Sometimes, you don't have to do a real digital detox, but certain destinations provide a natural detachment from ordinary life, such as Bhutan. Lonely Planet described Bhutan with 3 'M's. Mountains, Monastries and Magic. Bhutan prides themseleves on a sustainable approach to tourism in line with the philosophy of Gross National Happiness (GNH). You do not have to travel in a large group and Charlotte Travel can arrange your own private itinerary with a private guide, car and driver.
Our Bhutan Travel Advisors absolutely adore this Himalayan country so they've compiled a list of what they believe to be the best experiences in this picturesque landscape.
1. Trek to Takshang Goemba
Takshang Goemba also known as Tiger's Nest Monastery is perched on the side of a sheer cliff over 3,000 meters above sea level. The British Royal Couple, Prince William and Kate Middleton, linked arms and made their way up to the breathtaking monastery by foot in just over three hours this April. The spiritual suite is located close to the cave where Guru Padmasambhava meditated there for three years, three months, three weeks and three days in the 8th Century. It then introduced Buddism to Bhutan and the monastery was built in 1692.
The trek up to Tiger's Nest is not to be missed and you'll be met with a staisfying view once you see glimpses of the monastery.
2. White-water rafting in Punakha
Most of the rivers in Bhutan are very steep and highly rushing with limited road access making it considerably unsuitable for white water rafting.

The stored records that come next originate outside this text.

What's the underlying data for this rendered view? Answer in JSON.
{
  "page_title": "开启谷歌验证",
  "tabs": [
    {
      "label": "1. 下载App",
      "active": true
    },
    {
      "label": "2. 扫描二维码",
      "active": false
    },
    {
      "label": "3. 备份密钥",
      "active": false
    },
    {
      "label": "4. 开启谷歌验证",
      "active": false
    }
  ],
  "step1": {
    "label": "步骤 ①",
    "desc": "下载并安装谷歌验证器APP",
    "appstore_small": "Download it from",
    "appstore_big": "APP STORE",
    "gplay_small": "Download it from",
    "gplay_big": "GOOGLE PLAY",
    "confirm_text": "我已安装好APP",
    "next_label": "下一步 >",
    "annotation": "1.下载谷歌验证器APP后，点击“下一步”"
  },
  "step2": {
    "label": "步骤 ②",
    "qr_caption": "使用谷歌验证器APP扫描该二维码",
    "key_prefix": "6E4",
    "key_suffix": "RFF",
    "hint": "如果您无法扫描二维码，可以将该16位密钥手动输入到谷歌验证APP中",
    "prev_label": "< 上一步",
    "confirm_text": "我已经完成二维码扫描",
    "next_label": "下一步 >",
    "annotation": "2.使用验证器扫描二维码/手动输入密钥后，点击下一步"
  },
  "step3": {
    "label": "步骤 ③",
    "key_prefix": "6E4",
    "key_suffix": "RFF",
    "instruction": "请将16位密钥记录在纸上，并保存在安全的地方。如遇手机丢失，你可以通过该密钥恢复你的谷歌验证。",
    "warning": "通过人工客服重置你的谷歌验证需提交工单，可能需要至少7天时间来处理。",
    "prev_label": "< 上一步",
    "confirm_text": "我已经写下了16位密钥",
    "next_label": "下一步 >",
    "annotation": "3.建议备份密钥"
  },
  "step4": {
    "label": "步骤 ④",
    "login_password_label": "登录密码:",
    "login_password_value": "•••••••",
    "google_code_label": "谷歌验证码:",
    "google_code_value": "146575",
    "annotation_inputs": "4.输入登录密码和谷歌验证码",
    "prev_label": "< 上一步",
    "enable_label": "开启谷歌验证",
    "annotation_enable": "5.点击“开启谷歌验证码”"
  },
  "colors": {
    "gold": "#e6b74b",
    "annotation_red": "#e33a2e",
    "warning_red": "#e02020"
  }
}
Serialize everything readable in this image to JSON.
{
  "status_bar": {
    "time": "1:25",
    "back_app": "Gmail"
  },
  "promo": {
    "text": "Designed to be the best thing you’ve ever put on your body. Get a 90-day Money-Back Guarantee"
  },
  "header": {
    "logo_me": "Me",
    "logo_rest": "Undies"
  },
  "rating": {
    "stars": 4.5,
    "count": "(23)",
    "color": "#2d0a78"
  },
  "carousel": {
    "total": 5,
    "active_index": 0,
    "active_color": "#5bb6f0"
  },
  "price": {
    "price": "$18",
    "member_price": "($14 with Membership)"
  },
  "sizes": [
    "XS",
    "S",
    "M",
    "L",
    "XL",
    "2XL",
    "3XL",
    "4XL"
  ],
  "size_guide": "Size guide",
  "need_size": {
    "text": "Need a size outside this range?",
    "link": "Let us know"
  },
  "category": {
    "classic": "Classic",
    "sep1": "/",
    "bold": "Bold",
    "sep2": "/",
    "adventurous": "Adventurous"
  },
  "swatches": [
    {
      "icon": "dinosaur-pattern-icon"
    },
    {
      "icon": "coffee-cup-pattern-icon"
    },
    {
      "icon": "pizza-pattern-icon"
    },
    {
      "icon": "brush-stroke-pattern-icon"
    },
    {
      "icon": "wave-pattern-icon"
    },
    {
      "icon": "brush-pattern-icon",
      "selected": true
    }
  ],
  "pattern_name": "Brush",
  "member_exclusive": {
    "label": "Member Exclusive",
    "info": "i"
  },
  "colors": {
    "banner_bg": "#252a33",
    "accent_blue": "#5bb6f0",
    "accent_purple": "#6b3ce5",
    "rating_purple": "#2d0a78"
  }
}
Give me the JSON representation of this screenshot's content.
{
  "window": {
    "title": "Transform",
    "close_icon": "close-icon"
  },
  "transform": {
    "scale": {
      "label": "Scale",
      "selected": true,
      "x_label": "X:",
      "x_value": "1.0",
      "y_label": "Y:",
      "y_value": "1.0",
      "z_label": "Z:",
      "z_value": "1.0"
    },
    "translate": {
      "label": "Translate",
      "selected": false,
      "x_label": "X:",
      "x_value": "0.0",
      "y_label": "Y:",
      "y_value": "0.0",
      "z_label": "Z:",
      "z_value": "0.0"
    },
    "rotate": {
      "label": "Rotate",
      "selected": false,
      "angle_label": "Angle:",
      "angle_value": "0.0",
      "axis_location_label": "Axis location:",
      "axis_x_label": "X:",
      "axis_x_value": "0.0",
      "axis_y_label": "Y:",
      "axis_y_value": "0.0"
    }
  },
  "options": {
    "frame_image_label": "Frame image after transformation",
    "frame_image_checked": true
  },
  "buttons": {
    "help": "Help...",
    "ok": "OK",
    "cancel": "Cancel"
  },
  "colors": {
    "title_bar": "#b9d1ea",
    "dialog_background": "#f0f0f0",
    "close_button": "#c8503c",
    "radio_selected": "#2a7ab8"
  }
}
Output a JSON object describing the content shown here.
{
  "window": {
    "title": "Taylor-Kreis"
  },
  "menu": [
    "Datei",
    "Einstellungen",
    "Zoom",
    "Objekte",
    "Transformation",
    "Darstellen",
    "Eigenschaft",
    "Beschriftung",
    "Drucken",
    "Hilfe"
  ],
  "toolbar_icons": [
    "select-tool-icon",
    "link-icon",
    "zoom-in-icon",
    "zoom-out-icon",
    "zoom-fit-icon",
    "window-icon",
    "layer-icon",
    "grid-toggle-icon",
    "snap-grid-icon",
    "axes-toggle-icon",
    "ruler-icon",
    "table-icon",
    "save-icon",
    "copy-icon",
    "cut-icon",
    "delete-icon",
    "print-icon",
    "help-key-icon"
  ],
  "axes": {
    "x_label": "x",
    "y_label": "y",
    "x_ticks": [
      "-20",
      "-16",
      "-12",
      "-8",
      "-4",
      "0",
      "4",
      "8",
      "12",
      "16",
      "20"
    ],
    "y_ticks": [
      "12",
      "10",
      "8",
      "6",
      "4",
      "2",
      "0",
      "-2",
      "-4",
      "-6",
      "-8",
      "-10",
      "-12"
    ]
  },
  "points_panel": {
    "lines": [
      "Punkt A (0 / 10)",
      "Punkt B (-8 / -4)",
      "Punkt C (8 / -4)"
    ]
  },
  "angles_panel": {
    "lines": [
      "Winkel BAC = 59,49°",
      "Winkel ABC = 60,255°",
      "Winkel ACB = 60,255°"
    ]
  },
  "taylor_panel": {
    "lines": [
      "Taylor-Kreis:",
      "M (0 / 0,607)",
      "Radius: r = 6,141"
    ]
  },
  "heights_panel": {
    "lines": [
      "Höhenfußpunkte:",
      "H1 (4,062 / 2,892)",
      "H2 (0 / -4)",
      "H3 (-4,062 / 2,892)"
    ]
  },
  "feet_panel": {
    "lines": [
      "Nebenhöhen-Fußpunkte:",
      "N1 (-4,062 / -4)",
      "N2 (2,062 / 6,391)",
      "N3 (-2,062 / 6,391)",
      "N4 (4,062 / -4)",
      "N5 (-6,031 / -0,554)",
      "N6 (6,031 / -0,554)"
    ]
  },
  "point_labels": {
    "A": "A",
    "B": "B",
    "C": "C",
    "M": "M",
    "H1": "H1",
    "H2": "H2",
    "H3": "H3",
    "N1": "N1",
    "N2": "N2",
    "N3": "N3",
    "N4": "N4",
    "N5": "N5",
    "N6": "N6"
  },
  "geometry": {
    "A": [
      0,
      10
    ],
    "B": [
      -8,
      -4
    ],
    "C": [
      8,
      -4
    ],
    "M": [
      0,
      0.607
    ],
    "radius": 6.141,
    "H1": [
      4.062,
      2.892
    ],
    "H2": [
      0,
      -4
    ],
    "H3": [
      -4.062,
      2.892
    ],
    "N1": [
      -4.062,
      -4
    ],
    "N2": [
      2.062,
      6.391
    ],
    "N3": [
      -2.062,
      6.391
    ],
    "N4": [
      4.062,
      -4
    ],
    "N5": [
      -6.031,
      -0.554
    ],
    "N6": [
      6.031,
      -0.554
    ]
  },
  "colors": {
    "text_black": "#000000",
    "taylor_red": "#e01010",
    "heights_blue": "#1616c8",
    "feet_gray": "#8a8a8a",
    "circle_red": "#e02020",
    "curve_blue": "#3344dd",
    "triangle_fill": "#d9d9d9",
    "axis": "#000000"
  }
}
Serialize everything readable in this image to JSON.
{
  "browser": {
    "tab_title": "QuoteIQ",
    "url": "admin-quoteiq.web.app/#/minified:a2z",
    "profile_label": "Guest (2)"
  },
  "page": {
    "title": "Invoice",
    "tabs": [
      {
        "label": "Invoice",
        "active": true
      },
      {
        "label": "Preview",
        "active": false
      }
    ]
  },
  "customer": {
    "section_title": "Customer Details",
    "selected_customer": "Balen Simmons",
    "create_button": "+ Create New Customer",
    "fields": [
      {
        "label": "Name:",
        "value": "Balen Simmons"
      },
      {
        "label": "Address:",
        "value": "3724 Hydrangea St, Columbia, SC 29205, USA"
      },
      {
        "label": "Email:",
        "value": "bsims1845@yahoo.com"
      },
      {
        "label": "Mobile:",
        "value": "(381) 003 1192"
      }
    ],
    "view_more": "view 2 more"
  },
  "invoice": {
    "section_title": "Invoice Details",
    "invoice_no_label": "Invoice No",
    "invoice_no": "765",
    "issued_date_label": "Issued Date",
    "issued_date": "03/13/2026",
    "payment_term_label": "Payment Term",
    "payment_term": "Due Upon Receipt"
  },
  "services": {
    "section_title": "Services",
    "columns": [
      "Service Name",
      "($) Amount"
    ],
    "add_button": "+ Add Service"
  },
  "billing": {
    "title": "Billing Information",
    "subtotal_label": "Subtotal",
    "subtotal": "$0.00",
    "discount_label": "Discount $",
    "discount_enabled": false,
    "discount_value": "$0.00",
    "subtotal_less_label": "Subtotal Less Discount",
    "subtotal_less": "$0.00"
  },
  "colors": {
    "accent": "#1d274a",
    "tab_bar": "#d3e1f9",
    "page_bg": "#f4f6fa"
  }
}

Only a few rivers in Punahka are open for rafting based on the safety and accessibility. The Pho Chhu (Father River) and Mo Chhu (Mother River) offer rafting opportunities in the Himalayan rivers. Drift past the 17th Century Phunakha Dzong with spectacular sights of lush green alpine valleys whilst trying to spot the world's rarest bird (the White Belled Heron) and Kingfishers frolick on the riverbank. This is certainly one of the best ways to see Bhutan.
No special experience is required as long as you do not mind doing a bit of paddling and getting a bit wet!
3. Cycle downhill from Chele La Pass to Paro
Cycle through the beautiful countryside and past local villages is certainly worth doing in Punakha Valley as the land is relatively flat and located at a lower sea level. You'll explore some narrow roads where your private car will not be able to access.
Another option to bike is firstly driving to the top of Chele La pass at over 3,800 meters above sea level. Admire the snow-blanketed peaks of the Himalayan ranges and start your descent 36km down from the summit of the pass to Paro Calley. Be sure to bring a hat and gloves as the wind is relatively strong whilst you're doing downhill!
4. Try out your Archery skills
Archery, or ‘Da’ as it’s called in Dzongkha, became Bhutan’s national sport in 1971. Today, royals and locals alike compete in archery festivals and tournaments. The rule to play is simple. Two teams alternate shooting two arrows at a time in each direction. The first to score 25 points wins. You can simply join the local Bhutanese players in public playground or in your hotel such as Amankora and Uma Paro.
5. Spot the Himalayan Black-Necked Cranes
Every 11th November, Bhutanese celebrates the Black-necked Cranes Festival in Gangtey Gonpa. This festival is aimed to generate awareness and understanding on the importance of conserving the endangered Black-necked Cranes and strengthen the linkages between conservation, economic and sustainable livelihoods of the community. During the festival, you will see folk songs and dances with a black-necked crane theme, traditional mask dances, cane dances and conservation-themed dramas by school children.
6. Camping in the Himalayan Mountains
Druk Path Trek is one of the most popular and easy treks in Bhutan. It's short and scenic whilst offering some fantastic views of the mountains and valleys with beautiful lakes en route. You start to trek in Paro and lead up to an altitude of roughly 4,000 meters above sea level yet it's not strenuous as the elevation gain is gradual. In the evening, your guide will set up a tent at a thousand meters high and you will see a great view of Paro Valley surrounded by snowcapped mountains and spend the evening star-gazing under the unpolluted sky!
7. Make Your Way to Join in on Festival Celebrations
We believe that every traveller must attend a Tshechu, a religious festival meaning "Tenth Day" held annually in various temples, monastries and dzongs throughout Bhutan. The religious festivals are grand events for every Bhutanese national. The entire community come together to witness colourful and traditional mask dances and other forms of entertainment whilst socialising and receiving blessings from elders. Every mask dance has a speical story and meaning behind it and many are based on the life of Guru Padmasambhava. Travel during the festive period gets busy so we always recommend to book your journey at least six months ahead!
Explore some Bhutan itineraries here and get in touch to avoid disappointment!